It's hard to take a tour of a car factory without thinking of that Not The Nine O'Clock News spoof advertisement, with its slogan "designed by robots, driven by Italians", accompanied by spectacular footage of a high-speed crash. But there isn't a robot in sight at Browns Lane, the headquarters of Jaguar on the edge of Coventry. And while Italians do drive Jaguars, so do customers from 63 other countries.
A quick phone call to reserve a place is all that is required to see how a hunk of metal can evolve into a gleaming status symbol of the road.

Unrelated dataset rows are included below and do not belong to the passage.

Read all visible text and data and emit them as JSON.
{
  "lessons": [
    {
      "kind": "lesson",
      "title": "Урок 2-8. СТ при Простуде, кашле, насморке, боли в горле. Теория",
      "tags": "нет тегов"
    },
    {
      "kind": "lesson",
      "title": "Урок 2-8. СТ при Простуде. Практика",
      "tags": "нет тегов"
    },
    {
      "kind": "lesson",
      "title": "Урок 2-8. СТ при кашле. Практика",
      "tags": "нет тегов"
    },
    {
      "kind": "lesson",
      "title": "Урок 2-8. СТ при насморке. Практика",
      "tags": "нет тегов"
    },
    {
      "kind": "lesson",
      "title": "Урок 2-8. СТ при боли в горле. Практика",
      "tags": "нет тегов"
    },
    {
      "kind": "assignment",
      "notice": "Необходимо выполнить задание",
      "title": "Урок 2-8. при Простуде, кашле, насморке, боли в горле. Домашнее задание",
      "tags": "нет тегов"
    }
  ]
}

You are welcomed with a ghastly corporate video, but things take a turn for the better when you get to the hands-on gadget centre and learn about the history and the future of car production.
Then it's on to the business end of the trip, a guided tour back and forth along the assembly lines. Browns Lane produces 120 Jaguar and Daimler saloons a day, as well as a further 50 XK-series sports cars, and all are hand built. The whole process takes just seven hours. Everywhere, assembly line staff in matching Jaguar green outfits go methodically about their business, in a scene that resembles a Lowry painting, with forklift trucks and newly completed saloons nipping and zipping around the factory.
"We don't have automation because each car is built to a particular specification," explains Tony Redfern, our guide for the day. "People are a necessity. Jaguars are not mass-produced. We never produce a stock car."
The logistical dexterity that is required to produce so many customised cars is astonishing. That white car is designed for the United States (compulsory illuminated bumpers and the Jaguar statue on the bonnet); this topaz one is headed for Germany (bonnet statues are banned in the European Union). Somewhere, all this has been pre-programmed so that the correct parts arrive at the correct car at the correct time. Local furniture stores could learn a thing or two here.
Staff are not encouraged to switch jobs. After you have been hired, you are trained up for two weeks, and if your job is to insert a dashboard, that is what you do; the company will not invite you to swop to, say, windscreen installation, because it fears that quality of workmanship would suffer.
But how can people remain motivated? "By taking a pride in what they do," says Tony. "Look around and you see that most people stay with Jaguar a very long time." Tony is a case in point, having spent a total of 34 years on the assembly line and in development and engineering. In all, Jaguar employs 1,500 on the assembly lines at Browns Lane, 20 per cent of whom are women.
We moved on to the trimming and leather-cutting wing, where staff undergo lengthy apprenticeships to prepare covers for seats, gear-knob handles and dashboards. The leather comes from Argentina (because of the vast size of ranches on the pampas, the animals bear fewer barbed-wire scars). If you are lucky, you might even get a glimpse of the future: a group of men and women in white coats huddled over a car, like house doctors around a hospital patient. In fact, they are engineers inspecting a prospective new model.
The tour is great fun and staff are only too happy to break off and chat for a minute or two. At the end, after a short visit to the Jaguar Daimler heritage centre, full of vintage vehicles, you are directed to the company shop, where you can buy miniature models. If you are after the real thing, however, make sure you have £34,000-£64,000 to hand.
Browns Lane is located on the western edge of Coventry and is signposted off the A4114, close to the A45. Tours are free but must be booked in advance (024-7620 2058).Reuse content